====== Data records

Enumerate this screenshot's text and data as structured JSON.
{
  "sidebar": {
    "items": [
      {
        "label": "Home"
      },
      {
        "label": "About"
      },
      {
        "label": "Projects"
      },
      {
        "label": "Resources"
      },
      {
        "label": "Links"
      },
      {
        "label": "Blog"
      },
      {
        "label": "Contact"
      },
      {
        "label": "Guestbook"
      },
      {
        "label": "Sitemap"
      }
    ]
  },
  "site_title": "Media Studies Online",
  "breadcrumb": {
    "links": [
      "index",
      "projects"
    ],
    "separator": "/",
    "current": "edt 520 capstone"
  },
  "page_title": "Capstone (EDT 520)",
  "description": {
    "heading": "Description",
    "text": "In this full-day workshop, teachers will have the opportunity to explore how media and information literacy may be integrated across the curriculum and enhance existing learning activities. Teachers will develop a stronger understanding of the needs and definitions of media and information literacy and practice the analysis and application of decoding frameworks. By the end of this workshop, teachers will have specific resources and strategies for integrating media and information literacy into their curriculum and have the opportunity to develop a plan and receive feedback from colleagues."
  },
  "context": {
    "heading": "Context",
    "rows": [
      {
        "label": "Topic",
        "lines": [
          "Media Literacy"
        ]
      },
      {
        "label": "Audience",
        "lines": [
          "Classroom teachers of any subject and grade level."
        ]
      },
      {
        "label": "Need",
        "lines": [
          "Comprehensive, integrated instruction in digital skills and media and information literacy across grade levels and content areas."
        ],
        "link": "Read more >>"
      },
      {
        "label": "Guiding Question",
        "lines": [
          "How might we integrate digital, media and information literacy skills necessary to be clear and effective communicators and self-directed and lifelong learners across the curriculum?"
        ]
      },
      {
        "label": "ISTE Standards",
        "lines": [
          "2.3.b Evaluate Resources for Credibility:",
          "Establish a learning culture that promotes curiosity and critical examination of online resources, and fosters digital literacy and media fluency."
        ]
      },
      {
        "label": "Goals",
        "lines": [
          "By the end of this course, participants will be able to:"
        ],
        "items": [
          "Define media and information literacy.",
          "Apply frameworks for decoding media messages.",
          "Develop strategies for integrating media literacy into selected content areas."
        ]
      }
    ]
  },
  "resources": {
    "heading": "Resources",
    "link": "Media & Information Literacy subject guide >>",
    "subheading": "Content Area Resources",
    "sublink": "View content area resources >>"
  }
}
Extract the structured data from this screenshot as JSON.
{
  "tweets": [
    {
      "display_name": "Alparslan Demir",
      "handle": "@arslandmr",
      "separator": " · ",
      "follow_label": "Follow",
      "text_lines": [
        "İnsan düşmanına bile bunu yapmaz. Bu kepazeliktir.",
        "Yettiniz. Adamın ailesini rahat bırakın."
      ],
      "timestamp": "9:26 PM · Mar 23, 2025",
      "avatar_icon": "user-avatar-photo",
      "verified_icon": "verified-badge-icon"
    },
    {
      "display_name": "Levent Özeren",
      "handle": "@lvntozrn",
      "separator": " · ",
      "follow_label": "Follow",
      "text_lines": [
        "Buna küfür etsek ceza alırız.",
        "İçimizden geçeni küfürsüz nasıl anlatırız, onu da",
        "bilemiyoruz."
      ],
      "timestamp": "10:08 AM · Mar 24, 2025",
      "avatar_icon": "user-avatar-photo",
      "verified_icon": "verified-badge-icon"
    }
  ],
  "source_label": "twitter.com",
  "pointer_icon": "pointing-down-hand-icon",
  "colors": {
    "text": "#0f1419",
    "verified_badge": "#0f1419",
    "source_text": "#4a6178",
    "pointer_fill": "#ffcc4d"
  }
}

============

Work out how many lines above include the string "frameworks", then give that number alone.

2